> _INSTRUCTIONS TO FOLLOW_: Each line of the material must reappear unchanged in the answer.

> _GIVEN ENTRIES_:
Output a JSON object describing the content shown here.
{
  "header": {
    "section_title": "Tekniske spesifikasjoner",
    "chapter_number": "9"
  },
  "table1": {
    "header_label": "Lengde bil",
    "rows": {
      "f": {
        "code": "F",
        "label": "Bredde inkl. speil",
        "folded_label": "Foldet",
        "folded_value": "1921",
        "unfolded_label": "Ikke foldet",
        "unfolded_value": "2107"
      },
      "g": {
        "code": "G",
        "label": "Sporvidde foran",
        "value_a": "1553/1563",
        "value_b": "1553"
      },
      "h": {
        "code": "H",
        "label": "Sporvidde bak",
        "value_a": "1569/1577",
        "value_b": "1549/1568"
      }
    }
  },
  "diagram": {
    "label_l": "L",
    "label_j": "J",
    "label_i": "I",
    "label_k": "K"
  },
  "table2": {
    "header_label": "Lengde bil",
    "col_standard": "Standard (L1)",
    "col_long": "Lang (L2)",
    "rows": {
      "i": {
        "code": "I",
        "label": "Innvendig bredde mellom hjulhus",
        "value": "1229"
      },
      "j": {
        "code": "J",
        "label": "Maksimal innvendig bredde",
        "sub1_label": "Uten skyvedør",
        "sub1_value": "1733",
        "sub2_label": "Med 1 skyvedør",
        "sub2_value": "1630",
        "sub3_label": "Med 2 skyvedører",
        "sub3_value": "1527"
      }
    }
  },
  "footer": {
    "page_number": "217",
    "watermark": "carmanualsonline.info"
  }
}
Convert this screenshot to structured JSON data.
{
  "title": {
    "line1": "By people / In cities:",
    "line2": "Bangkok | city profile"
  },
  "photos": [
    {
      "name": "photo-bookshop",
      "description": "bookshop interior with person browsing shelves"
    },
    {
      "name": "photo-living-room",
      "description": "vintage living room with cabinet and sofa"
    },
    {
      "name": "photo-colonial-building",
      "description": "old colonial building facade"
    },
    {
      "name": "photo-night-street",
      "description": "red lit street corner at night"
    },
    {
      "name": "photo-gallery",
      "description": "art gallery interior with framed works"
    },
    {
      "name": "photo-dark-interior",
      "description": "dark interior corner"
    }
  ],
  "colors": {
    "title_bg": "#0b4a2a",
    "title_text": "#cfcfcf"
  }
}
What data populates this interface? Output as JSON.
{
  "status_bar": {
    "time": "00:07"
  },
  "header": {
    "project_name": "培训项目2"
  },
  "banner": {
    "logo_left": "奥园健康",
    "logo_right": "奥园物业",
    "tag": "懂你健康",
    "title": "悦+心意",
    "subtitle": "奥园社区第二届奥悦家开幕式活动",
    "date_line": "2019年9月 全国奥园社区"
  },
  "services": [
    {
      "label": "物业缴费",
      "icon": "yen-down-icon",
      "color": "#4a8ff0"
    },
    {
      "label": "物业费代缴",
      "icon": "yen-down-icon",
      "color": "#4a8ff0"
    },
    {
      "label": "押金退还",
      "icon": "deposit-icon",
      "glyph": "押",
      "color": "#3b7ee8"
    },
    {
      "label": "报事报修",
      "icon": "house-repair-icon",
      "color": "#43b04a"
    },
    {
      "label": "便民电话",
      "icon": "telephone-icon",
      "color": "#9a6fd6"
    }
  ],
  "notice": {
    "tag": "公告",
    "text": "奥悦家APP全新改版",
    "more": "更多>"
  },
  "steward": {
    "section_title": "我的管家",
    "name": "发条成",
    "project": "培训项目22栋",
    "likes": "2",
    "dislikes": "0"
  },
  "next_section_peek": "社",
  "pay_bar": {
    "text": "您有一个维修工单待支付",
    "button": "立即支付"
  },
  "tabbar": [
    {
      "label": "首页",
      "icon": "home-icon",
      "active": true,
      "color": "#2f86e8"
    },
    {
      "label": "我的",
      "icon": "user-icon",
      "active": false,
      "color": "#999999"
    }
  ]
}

> _ANSWER FOR THIS EXERCISE_:
Output a JSON object describing the content shown here.
{
  "header": {
    "section_title": "Tekniske spesifikasjoner",
    "chapter_number": "9"
  },
  "table1": {
    "header_label": "Lengde bil",
    "rows": {
      "f": {
        "code": "F",
        "label": "Bredde inkl. speil",
        "folded_label": "Foldet",
        "folded_value": "1921",
        "unfolded_label": "Ikke foldet",
        "unfolded_value": "2107"
      },
      "g": {
        "code": "G",
        "label": "Sporvidde foran",
        "value_a": "1553/1563",
        "value_b": "1553"
      },
      "h": {
        "code": "H",
        "label": "Sporvidde bak",
        "value_a": "1569/1577",
        "value_b": "1549/1568"
      }
    }
  },
  "diagram": {
    "label_l": "L",
    "label_j": "J",
    "label_i": "I",
    "label_k": "K"
  },
  "table2": {
    "header_label": "Lengde bil",
    "col_standard": "Standard (L1)",
    "col_long": "Lang (L2)",
    "rows": {
      "i": {
        "code": "I",
        "label": "Innvendig bredde mellom hjulhus",
        "value": "1229"
      },
      "j": {
        "code": "J",
        "label": "Maksimal innvendig bredde",
        "sub1_label": "Uten skyvedør",
        "sub1_value": "1733",
        "sub2_label": "Med 1 skyvedør",
        "sub2_value": "1630",
        "sub3_label": "Med 2 skyvedører",
        "sub3_value": "1527"
      }
    }
  },
  "footer": {
    "page_number": "217",
    "watermark": "carmanualsonline.info"
  }
}
Convert this screenshot to structured JSON data.
{
  "title": {
    "line1": "By people / In cities:",
    "line2": "Bangkok | city profile"
  },
  "photos": [
    {
      "name": "photo-bookshop",
      "description": "bookshop interior with person browsing shelves"
    },
    {
      "name": "photo-living-room",
      "description": "vintage living room with cabinet and sofa"
    },
    {
      "name": "photo-colonial-building",
      "description": "old colonial building facade"
    },
    {
      "name": "photo-night-street",
      "description": "red lit street corner at night"
    },
    {
      "name": "photo-gallery",
      "description": "art gallery interior with framed works"
    },
    {
      "name": "photo-dark-interior",
      "description": "dark interior corner"
    }
  ],
  "colors": {
    "title_bg": "#0b4a2a",
    "title_text": "#cfcfcf"
  }
}
What data populates this interface? Output as JSON.
{
  "status_bar": {
    "time": "00:07"
  },
  "header": {
    "project_name": "培训项目2"
  },
  "banner": {
    "logo_left": "奥园健康",
    "logo_right": "奥园物业",
    "tag": "懂你健康",
    "title": "悦+心意",
    "subtitle": "奥园社区第二届奥悦家开幕式活动",
    "date_line": "2019年9月 全国奥园社区"
  },
  "services": [
    {
      "label": "物业缴费",
      "icon": "yen-down-icon",
      "color": "#4a8ff0"
    },
    {
      "label": "物业费代缴",
      "icon": "yen-down-icon",
      "color": "#4a8ff0"
    },
    {
      "label": "押金退还",
      "icon": "deposit-icon",
      "glyph": "押",
      "color": "#3b7ee8"
    },
    {
      "label": "报事报修",
      "icon": "house-repair-icon",
      "color": "#43b04a"
    },
    {
      "label": "便民电话",
      "icon": "telephone-icon",
      "color": "#9a6fd6"
    }
  ],
  "notice": {
    "tag": "公告",
    "text": "奥悦家APP全新改版",
    "more": "更多>"
  },
  "steward": {
    "section_title": "我的管家",
    "name": "发条成",
    "project": "培训项目22栋",
    "likes": "2",
    "dislikes": "0"
  },
  "next_section_peek": "社",
  "pay_bar": {
    "text": "您有一个维修工单待支付",
    "button": "立即支付"
  },
  "tabbar": [
    {
      "label": "首页",
      "icon": "home-icon",
      "active": true,
      "color": "#2f86e8"
    },
    {
      "label": "我的",
      "icon": "user-icon",
      "active": false,
      "color": "#999999"
    }
  ]
}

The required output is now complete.